Toledo mayoral candidate advocating return to city manager form of government


Alan Cox, a city employee union president, announced his candidacy for mayor of Toledo today with an unusual twist - to abolish the city's strong-mayor form of government and reinstate the city manager form of government.

Mr. Cox, 59, is a neighborhood development specialist and president of local 2058 of the American Federation of State, County, and Municipal Employees which represents supervisory, professional, and technical workers.

He said he would move to put a city-manager government issue on the ballot as soon as possible. The referendum would also reduce the size of council by reducing the number of at-large positions from six to three and leaving the six district positions in place. If the move to city manager government fails, Mr. Cox would then get behind a referendum to elect the city law director to make that person independent of the mayor, he said.

He said the strong-mayor style of government in use since 1994 has promoted political-based decision-making and has favored management and exempt employees over rank-and-file workers.

"It is necessary to have more professional standards and reduce the political influences in management," Mr. Cox said.

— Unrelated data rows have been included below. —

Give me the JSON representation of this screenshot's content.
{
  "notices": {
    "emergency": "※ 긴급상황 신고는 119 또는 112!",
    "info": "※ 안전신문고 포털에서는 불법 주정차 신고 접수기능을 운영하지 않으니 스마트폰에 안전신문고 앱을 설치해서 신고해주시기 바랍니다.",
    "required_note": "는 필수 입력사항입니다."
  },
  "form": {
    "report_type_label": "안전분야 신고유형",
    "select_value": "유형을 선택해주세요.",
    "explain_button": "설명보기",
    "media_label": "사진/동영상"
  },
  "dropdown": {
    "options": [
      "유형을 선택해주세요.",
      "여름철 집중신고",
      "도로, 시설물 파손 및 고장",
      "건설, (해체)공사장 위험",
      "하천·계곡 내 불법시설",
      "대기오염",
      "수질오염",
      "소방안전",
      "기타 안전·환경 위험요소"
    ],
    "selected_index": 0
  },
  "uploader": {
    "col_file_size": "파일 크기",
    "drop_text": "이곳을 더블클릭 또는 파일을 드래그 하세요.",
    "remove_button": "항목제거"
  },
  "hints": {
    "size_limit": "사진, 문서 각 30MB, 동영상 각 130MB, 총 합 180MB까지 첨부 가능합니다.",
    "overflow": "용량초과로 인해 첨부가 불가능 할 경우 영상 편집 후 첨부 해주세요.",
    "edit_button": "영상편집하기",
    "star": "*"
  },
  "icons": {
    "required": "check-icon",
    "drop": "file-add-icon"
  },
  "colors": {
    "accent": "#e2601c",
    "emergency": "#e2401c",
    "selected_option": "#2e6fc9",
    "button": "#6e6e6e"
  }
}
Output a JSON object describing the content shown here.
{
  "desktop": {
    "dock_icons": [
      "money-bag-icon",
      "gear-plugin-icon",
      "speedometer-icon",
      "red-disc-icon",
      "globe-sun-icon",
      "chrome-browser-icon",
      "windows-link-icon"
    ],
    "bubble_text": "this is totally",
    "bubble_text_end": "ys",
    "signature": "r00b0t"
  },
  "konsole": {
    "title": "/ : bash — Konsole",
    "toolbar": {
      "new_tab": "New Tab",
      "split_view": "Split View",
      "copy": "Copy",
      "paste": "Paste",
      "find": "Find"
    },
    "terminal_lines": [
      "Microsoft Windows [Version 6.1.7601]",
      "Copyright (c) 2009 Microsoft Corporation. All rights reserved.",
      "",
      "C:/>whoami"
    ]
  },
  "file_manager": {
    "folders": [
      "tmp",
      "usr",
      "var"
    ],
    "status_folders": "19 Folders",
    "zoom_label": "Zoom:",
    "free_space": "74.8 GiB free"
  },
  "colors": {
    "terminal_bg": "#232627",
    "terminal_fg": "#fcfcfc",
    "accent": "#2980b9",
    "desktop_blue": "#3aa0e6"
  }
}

Mr. Cox said he would run as a political independent and said he did not expect to have a lot of money to campaign on, but planned to make use of social media and the Internet. He ran for mayor in 1997, garnering about 18 percent of the vote in the primary, but failing to make it to the general election, which was won by Carty Finkbeiner.

Despite his criticisms, Mr. Cox said, "our recent CEO mayors haven't done a bad job, but we can do and should do a more efficient and effective job than we have been doing."

Current Mayor Mike Bell, also an independent, has not announced whether he will run for re-election. City Council President Joe McNamara and Lucas County Auditor Anita Lopez, both Democrats, are seriously weighing running for mayor.

Mr. Cox made his announcement in the basement of his church, the Mayfair-Plymouth Congregational Church on Bennett Road, with friends and family members standing behind him.